According to the Denver Post, a Denver Police Department administrative review in 2013 concluded that there was “insufficient evidence” to press charges against the officers who beat Alexander Landau. You take one look at the injuries Alex sustained (warning: graphic), and any sane person would ask him/herself, “In what world would three officers of the law need to beat an unarmed man this badly?” Certainly not under the circumstances reported by the officers (Cpl. Randy Murr, Officer Ricky Nixon, and Officer Tiffany Middleton), certainly not under the protections of the law, and certainly not under the scrutiny of common sense.
In what world would three officers need to beat an unarmed man this badly?
Still, the Denver Police Department found insufficient evidence, which shouldn’t be all too surprising because that is what systemic oppression is. It’s a system that allows for hate and discrimination to be carried-out and protected under the pretenses of regular society. What happened to Alex is regular society. It’s regular American society.
The media and national narrative around police brutality has never been higher. This doesn’t mean police brutality against blacks has spiked recently. It doesn’t mean racism, discrimination, and bigotry are peaking in 2015. Brutality against blacks and other minorities has existed for hundreds if not thousands of years.
When Alex Landau was beaten in 2009, I was still in high school just 40 miles from where the injustice happened. We were around the same age. I grew-up in a predominately white, Christian community, and similar to Alex before his attack, I too saw the world through color-blind lenses. I was unaware of my color and what that meant, and I still can’t fathom what it must be like to be black in the United States of America.
I can imagine, however, what my mom would have done if it were I who was injured so badly in the hospital by the hands of cops. She would have cried. She would have screamed. She would have demanded to see the officers who did this to me. She would have yelled at everyone in a police uniform. Her trust in the system would have been broken, but worst of all, she would have been confused. She would have been confused as to how something like this could happen and still be okay. She would be confused as to why the very people sworn to protect citizens would hurt them.
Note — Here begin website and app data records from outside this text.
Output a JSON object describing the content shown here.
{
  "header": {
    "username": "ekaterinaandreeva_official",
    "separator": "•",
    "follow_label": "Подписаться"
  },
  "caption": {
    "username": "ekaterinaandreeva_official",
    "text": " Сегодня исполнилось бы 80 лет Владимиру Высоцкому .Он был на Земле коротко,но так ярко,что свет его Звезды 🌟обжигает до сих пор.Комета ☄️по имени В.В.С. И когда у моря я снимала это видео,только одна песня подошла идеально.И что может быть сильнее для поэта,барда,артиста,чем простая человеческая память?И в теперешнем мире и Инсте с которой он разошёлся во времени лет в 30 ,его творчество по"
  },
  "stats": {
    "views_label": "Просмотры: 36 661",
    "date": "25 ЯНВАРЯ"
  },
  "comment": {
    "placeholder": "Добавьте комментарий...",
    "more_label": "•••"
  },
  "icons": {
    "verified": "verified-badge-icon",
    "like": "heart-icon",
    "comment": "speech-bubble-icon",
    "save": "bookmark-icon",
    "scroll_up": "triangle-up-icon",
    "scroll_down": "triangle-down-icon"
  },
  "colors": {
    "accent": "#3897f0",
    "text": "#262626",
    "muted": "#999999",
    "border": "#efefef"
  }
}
My mother would have reacted the same way Alex’s mother did. One of the greatest tragedies of police brutality and systemic oppression, besides the loss of life, is the erosion of trust between country and citizen. It is the violation of the very social contract that keeps families, communities, and societies together. It is the degradation of the level of security a mother can have before sending her black child out into the world.
And as a country, that is just shameful.